Productivity levels among the Caribbean’s farmers are expected to be significantly boosted with the implementation of a $20 million Canadian International Development Agency (CIDA)-funded project, dubbed the: ‘Promotion of Regional Opportunities for Produce through Enterprises and Linkages’ (PROPEL), which will work towards the building of a more integrated regional economy; fostering economic growth; and increased incomes to farmers.
The five-year project aims to position some 28,000 small farmers in over eight Caribbean nations, including Jamaica, to provide an adequate and consistent supply of agricultural products to large purchasers, such as hotels and airlines within the region, by enhancing their capacity.
[. . .] Implementation of PROPEL is being spearheaded by the non-government organisation, Canadian Hunger Foundation (CHF), which has provided a contribution of $1 million. The CHF, which has been operating in the Caribbean for over 18 years, has successfully demonstrated its ability to develop the capacity of producer groups and institutions through a range of projects.

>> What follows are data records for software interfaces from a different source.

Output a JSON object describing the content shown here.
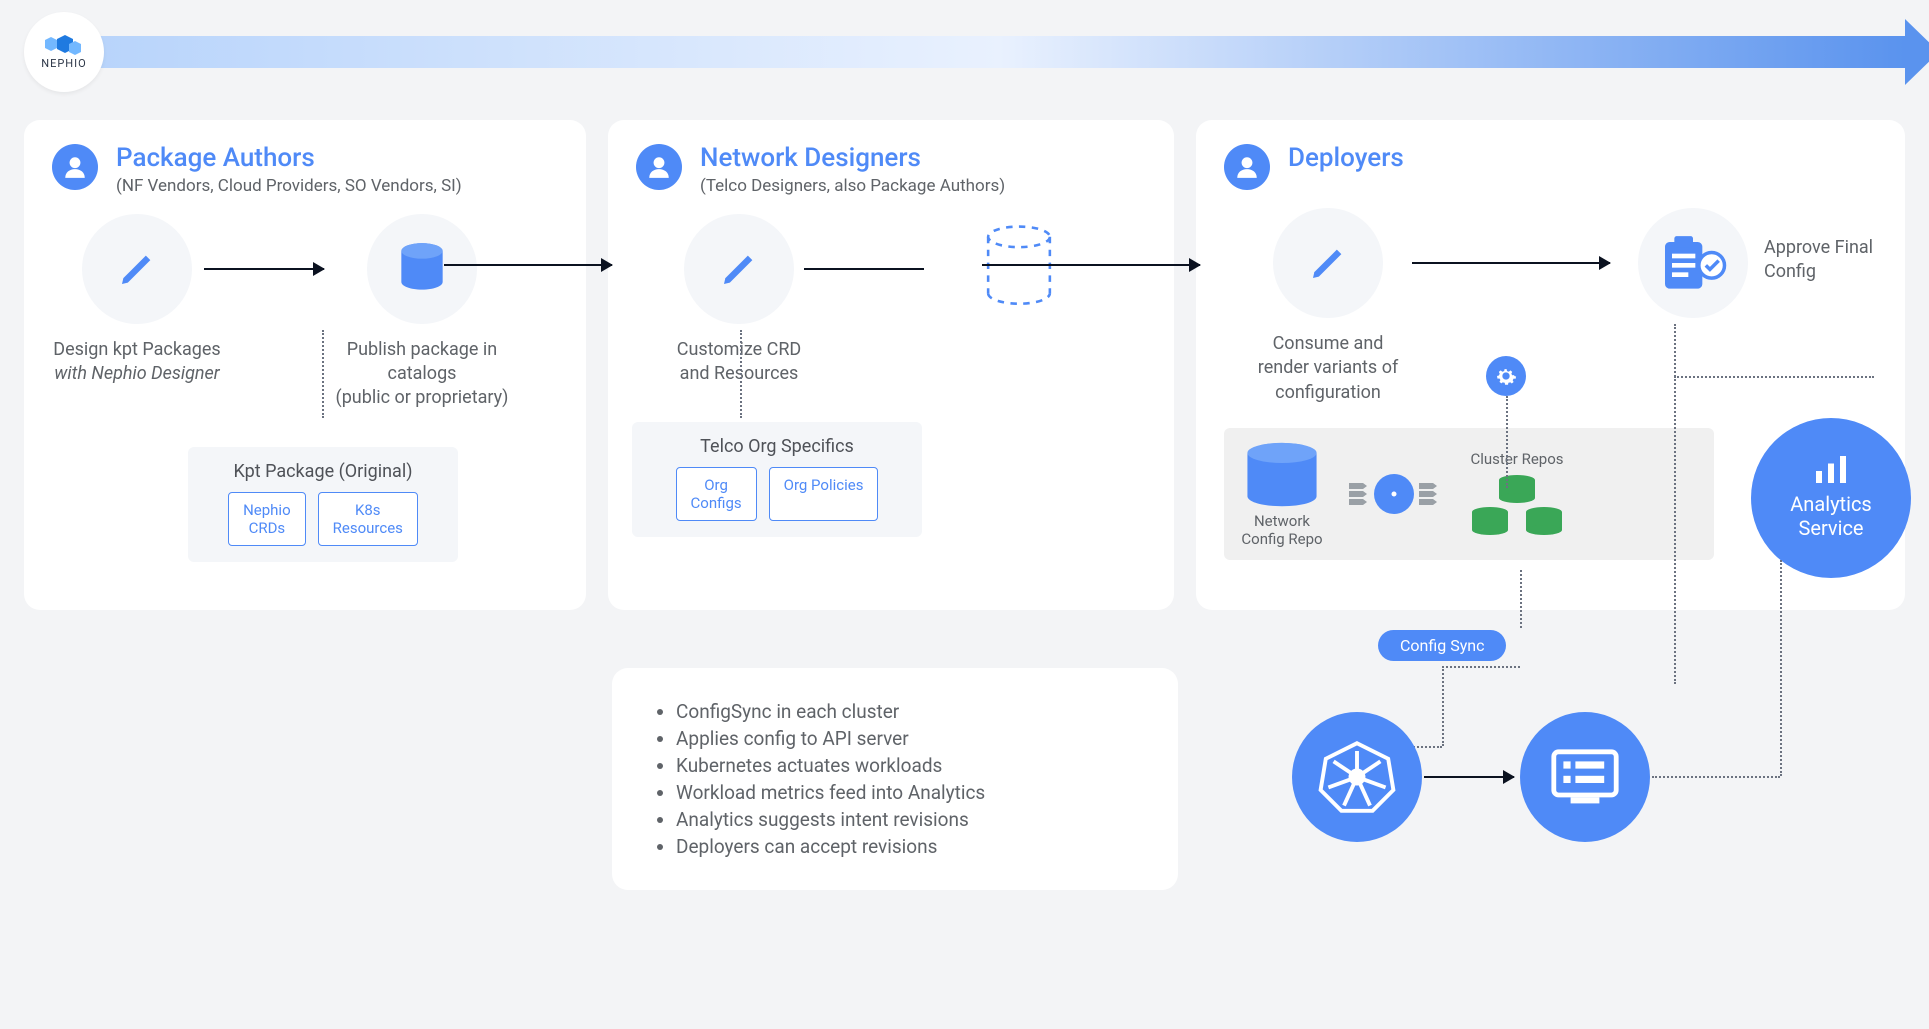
{
  "brand": "NEPHIO",
  "columns": {
    "authors": {
      "title": "Package Authors",
      "subtitle": "(NF Vendors, Cloud Providers, SO Vendors, SI)",
      "node1_caption_line1": "Design kpt Packages",
      "node1_caption_em": "with Nephio Designer",
      "node2_caption": "Publish package in catalogs\n(public or proprietary)",
      "pkg_box_title": "Kpt Package (Original)",
      "chip1": "Nephio\nCRDs",
      "chip2": "K8s\nResources"
    },
    "designers": {
      "title": "Network Designers",
      "subtitle": "(Telco Designers, also Package Authors)",
      "node1_caption": "Customize CRD\nand Resources",
      "pkg_box_title": "Telco Org Specifics",
      "chip1": "Org\nConfigs",
      "chip2": "Org Policies"
    },
    "deployers": {
      "title": "Deployers",
      "node1_caption": "Consume and\nrender variants of\nconfiguration",
      "node2_caption": "Approve Final\nConfig",
      "repo_label": "Network\nConfig Repo",
      "cluster_repos_label": "Cluster Repos",
      "analytics_label": "Analytics\nService",
      "config_sync_label": "Config Sync"
    }
  },
  "notes": [
    "ConfigSync in each cluster",
    "Applies config to API server",
    "Kubernetes actuates workloads",
    "Workload metrics feed into Analytics",
    "Analytics suggests intent revisions",
    "Deployers can accept revisions"
  ]
}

Development Officer for CIDA, Sekeywi Carruthers, tells JIS News that the project, the office for which will be based in Barbados, will be rolled out on a phased basis within the eight countries targeted for initial implementation over the next two to three years. In addition to Jamaica, there will be Barbados, Dominica, Grenada, Guyana, St. Lucia, St. Vincent and the Grenadines, and Trinidad and Tobago.

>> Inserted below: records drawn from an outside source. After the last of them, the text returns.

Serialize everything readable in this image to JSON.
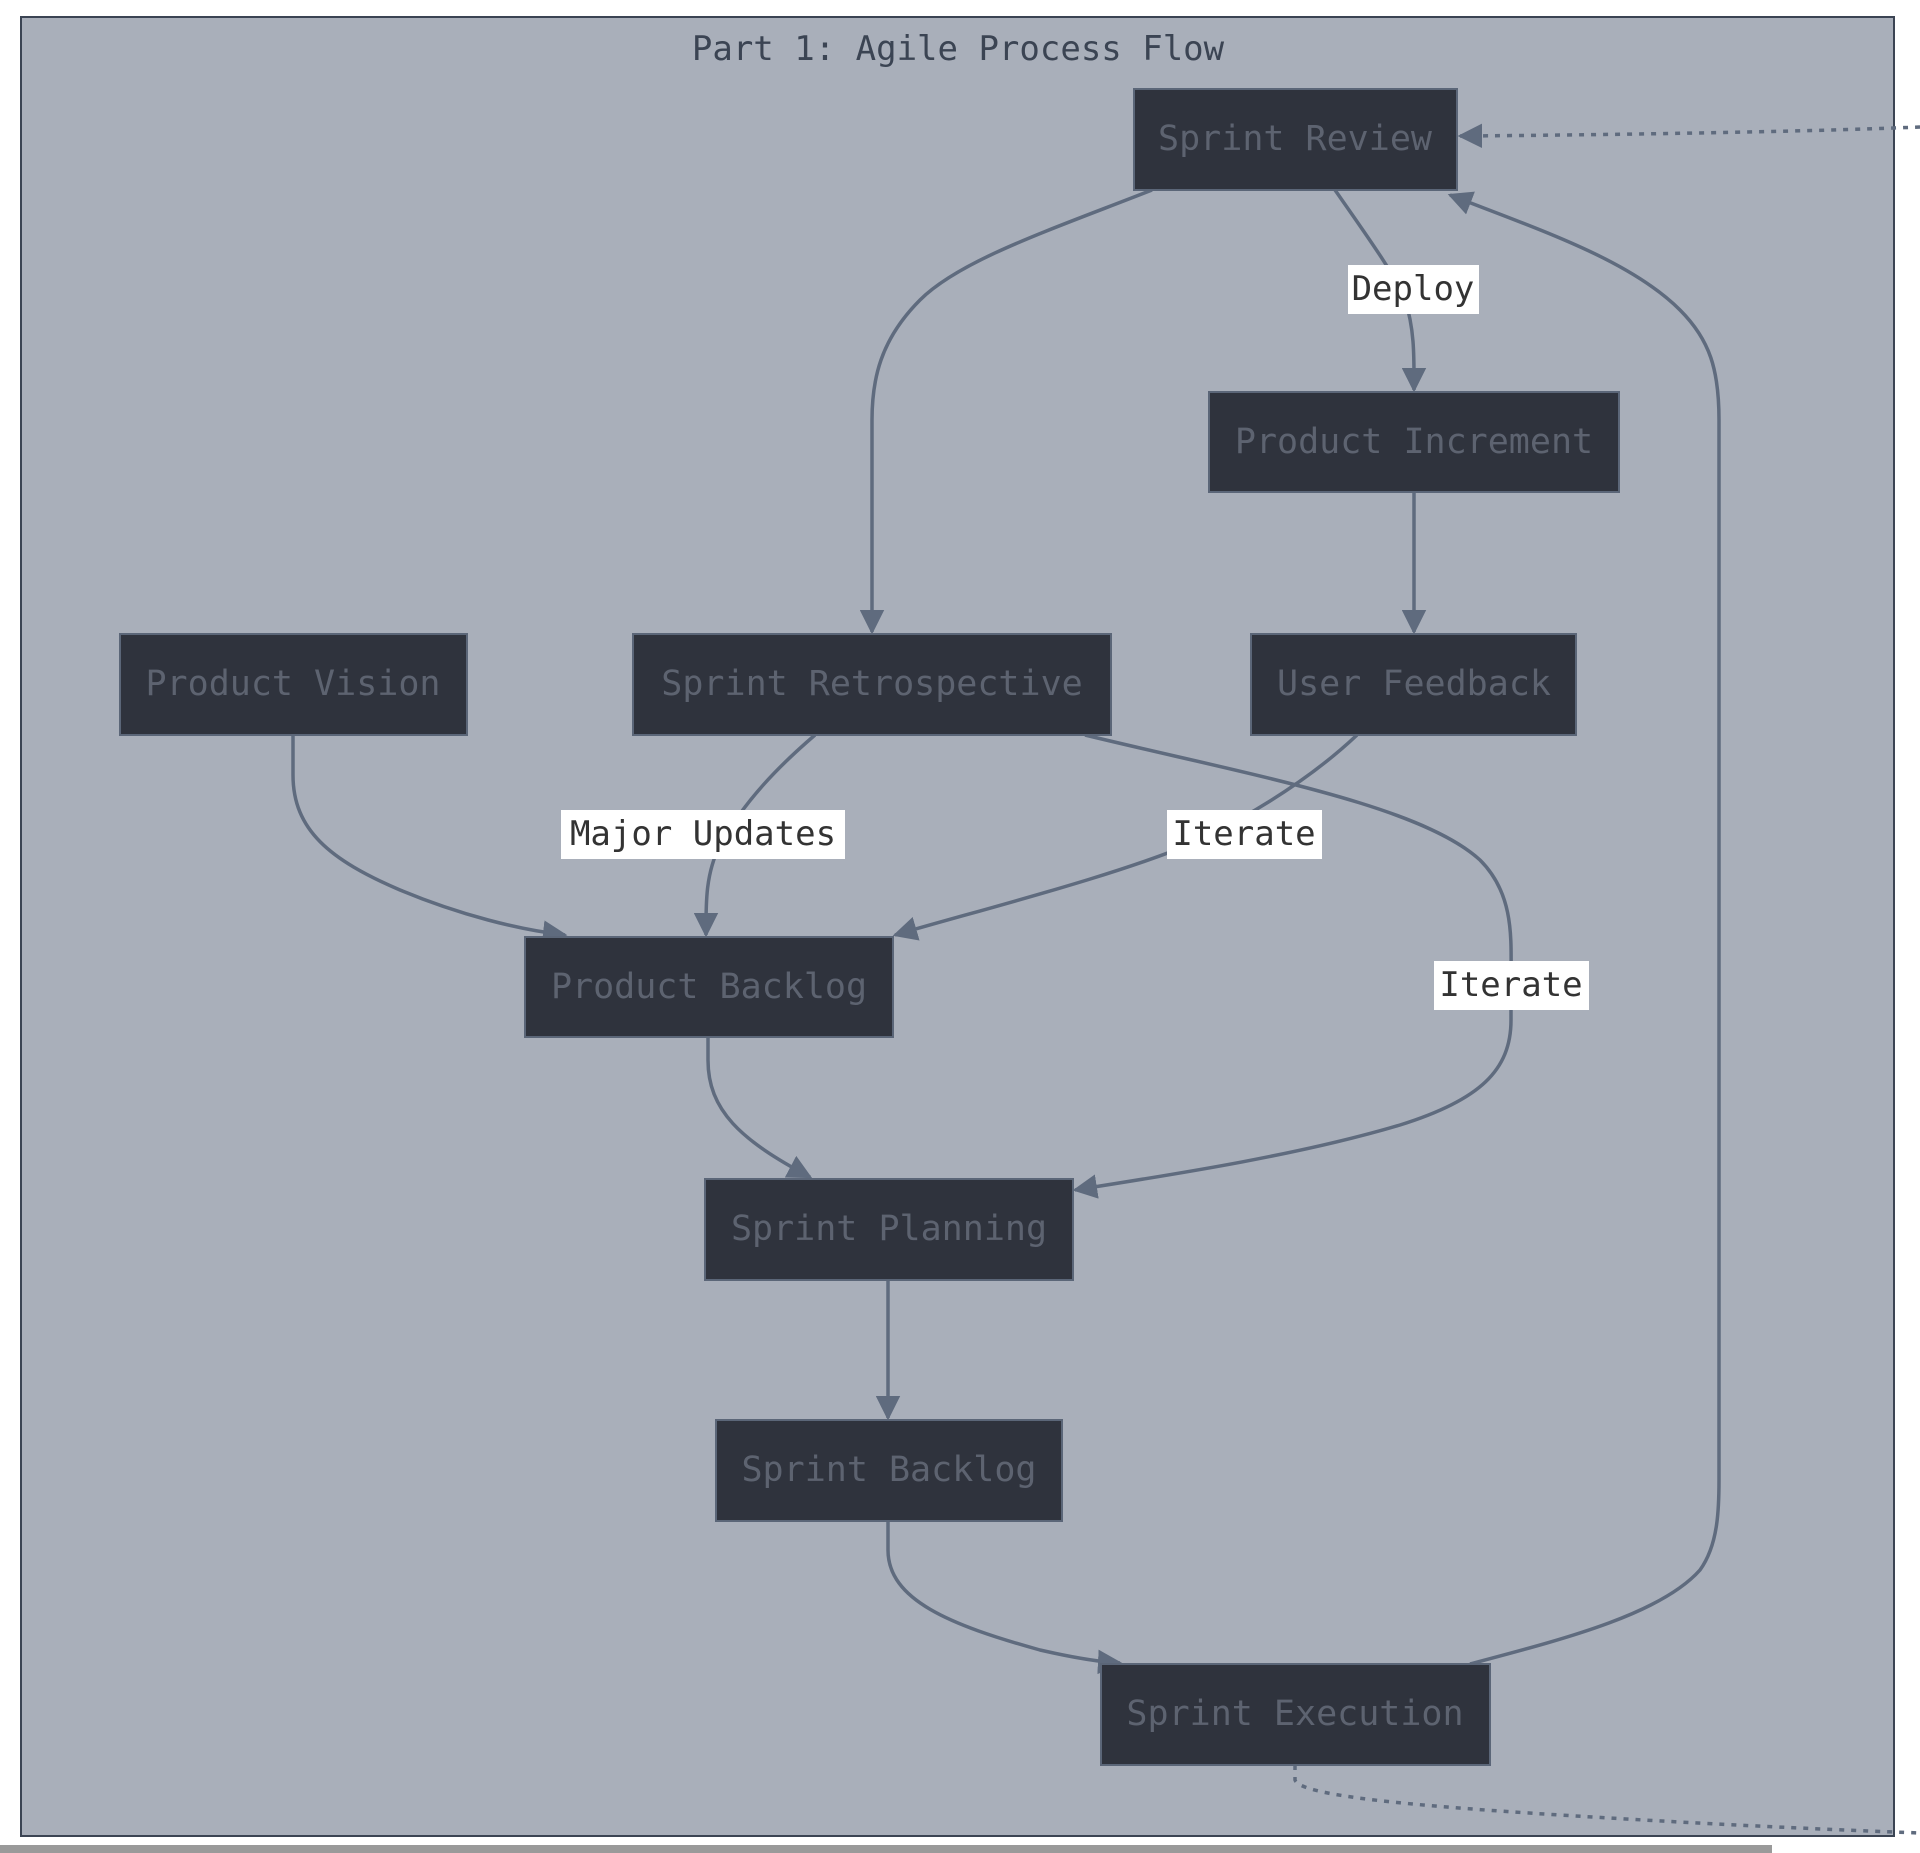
{
  "diagram": {
    "type": "flowchart",
    "cluster": {
      "title": "Part 1: Agile Process Flow",
      "fill": "#a9afba",
      "stroke": "#3b4453"
    },
    "style": {
      "node_fill": "#2f333d",
      "node_stroke": "#5b6678",
      "node_text": "#5d6370",
      "edge_color": "#5f6b7e",
      "edge_label_bg": "#ffffff",
      "edge_label_text": "#333333"
    },
    "nodes": [
      {
        "id": "sprint_review",
        "label": "Sprint Review"
      },
      {
        "id": "product_increment",
        "label": "Product Increment"
      },
      {
        "id": "product_vision",
        "label": "Product Vision"
      },
      {
        "id": "sprint_retrospective",
        "label": "Sprint Retrospective"
      },
      {
        "id": "user_feedback",
        "label": "User Feedback"
      },
      {
        "id": "product_backlog",
        "label": "Product Backlog"
      },
      {
        "id": "sprint_planning",
        "label": "Sprint Planning"
      },
      {
        "id": "sprint_backlog",
        "label": "Sprint Backlog"
      },
      {
        "id": "sprint_execution",
        "label": "Sprint Execution"
      }
    ],
    "edges": [
      {
        "from": "sprint_review",
        "to": "product_increment",
        "label": "Deploy",
        "style": "solid"
      },
      {
        "from": "sprint_review",
        "to": "sprint_retrospective",
        "label": "",
        "style": "solid"
      },
      {
        "from": "product_increment",
        "to": "user_feedback",
        "label": "",
        "style": "solid"
      },
      {
        "from": "product_vision",
        "to": "product_backlog",
        "label": "",
        "style": "solid"
      },
      {
        "from": "sprint_retrospective",
        "to": "product_backlog",
        "label": "Major Updates",
        "style": "solid"
      },
      {
        "from": "user_feedback",
        "to": "product_backlog",
        "label": "Iterate",
        "style": "solid"
      },
      {
        "from": "sprint_retrospective",
        "to": "sprint_planning",
        "label": "Iterate",
        "style": "solid"
      },
      {
        "from": "product_backlog",
        "to": "sprint_planning",
        "label": "",
        "style": "solid"
      },
      {
        "from": "sprint_planning",
        "to": "sprint_backlog",
        "label": "",
        "style": "solid"
      },
      {
        "from": "sprint_backlog",
        "to": "sprint_execution",
        "label": "",
        "style": "solid"
      },
      {
        "from": "sprint_execution",
        "to": "sprint_review",
        "label": "",
        "style": "solid"
      },
      {
        "from": "sprint_execution",
        "to": "external",
        "label": "",
        "style": "dotted"
      },
      {
        "from": "external",
        "to": "sprint_review",
        "label": "",
        "style": "dotted"
      }
    ]
  }
}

The rationale for implementing the project arose out of what is deemed a “serious disconnect” between local farmers and large purchasers regarding the provision of adequate supplies of agricultural products of the highest quality, and food safety standards, which is not currently being met by the farmers. [. . .]
For further Information on the PROPEL Project in Jamaica, persons can contact: Sekeywi Carruthers, Development Officer, Canadian International Development Agency (CIDA), High Commission of Canada, 3 West King’s House Road, Kingston 10 or call 733-3454. Persons can also e-mail her at firstname.lastname@example.org
For full article, see http://www.jis.gov.jm/news/leads/31552